–wps: Display WPS information (if any)
<formats> : Output format. Possible values: pcap, ivs, csv, gps, kismet, netxml, logcsv
–ignore-negative-one: Removes the message that says
fixed channel <interface>: -1
<seconds> : Output file(s) write interval in seconds
–background <enable> : Override background detection.
–encrypt <suite> : Filter APs by cipher suite
–netmask <netmask> : Filter APs by mask
–bssid <bssid> : Filter APs by BSSID
–essid <essid> : Filter APs by ESSID
–essid-regex <regex> : Filter APs by ESSID using a regular expression
-a : Filter unassociated clients
By default, airodump-ng hopps on 2.4 GHz channels. So you can record it in other channels using the options below:
–ht20: Set channel to HT20 (802.11n)
–ht40- : Set channel to HT40- (802.11n)
–ht40+ : Set channel to HT40+ (802.11n)
–channel <channels> : Capture on specific channels
–band <abg> : Band on which airodump-ng should hop
-C <frequencies>: Uses these frequencies in MHz to hop
–cswitch <method> : Set channel switching method
0: FIFO (default)
1: Round Robin
2: Hop on last
-s: same as –cswitch
–help : Displays this usage screen
What are the fields displayed when running Airodump-ng?
In this section, we intend to explain the fields displayed in this section by providing an example of running airodump-ng. Look at the picture below:
The first line shows the current channel, elapsed running time, current date, and optionally if a WPA/WPA2 handshake was detected. It should also be noted that “WPA handshake: 00:14:6C:7E:40:80” indicates that a WPA/WPA2 handshake was successfully captured for the BSSID. The following is an explanation of each of these fields:
BSSID: MAC address of the access point. In the Client section, a BSSID of “(not associated)” means that the client is not associated with any AP.

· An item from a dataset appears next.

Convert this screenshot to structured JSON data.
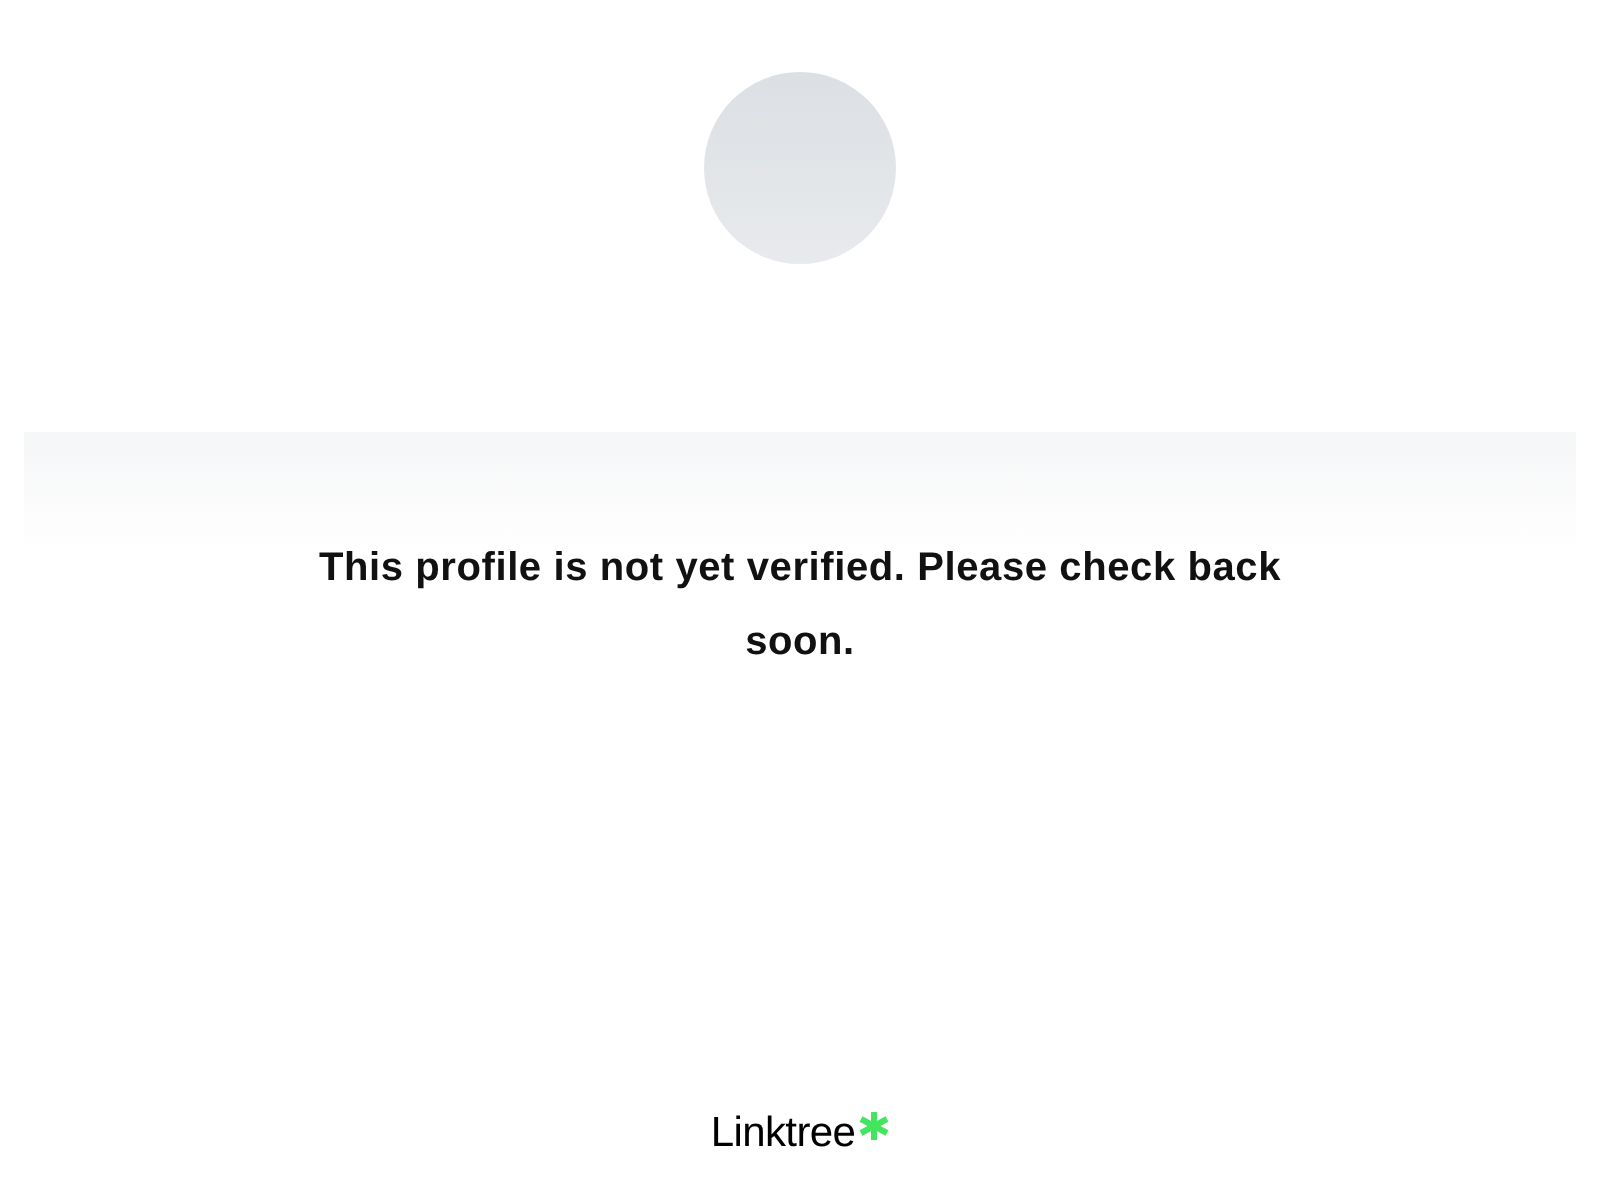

PWR: Signal level reported by the card.
RXQ: Using this command, you can receive Quality as measured by the percentage of packets (management and data frames) successfully received over the last 10 seconds.
Beacons: Number of announcements packets sent by the AP.
# Data: Number of captured data packets, including data broadcast packets.
#/s: Number of data packets per second measure over the last 10 seconds.
CH: Channel number taken from beacon packets.
MB: Maximum speed supported by the AP.
ENC: Encryption algorithm in use.
CIPHER: The cipher detected.
AUTH: The authentication protocol used.
ESSID: This shows the wireless network name.
STATION: MAC address of each associated station searching for an AP to connect with.
Rate: Station’s receive rate, followed by transmitting rate.
Lost: The number of data packets lost over the last 10 seconds based on the sequence number.
Packets: The number of data packets sent by the client.
Notes: Additional information about the client, such as captured EAPOL or PMKID.
Probes: These are the networks the client is trying to connect to if it is not currently connected.
Airodump-ng is a tool for storing packages in the form of “.IVS” and “.PCAP” files to display information about wireless networks. In this article, we tried to learn How to Install and run Airodump-ng on Kali Linux. We also explained the fields available when executing Airodump-ng tool commands.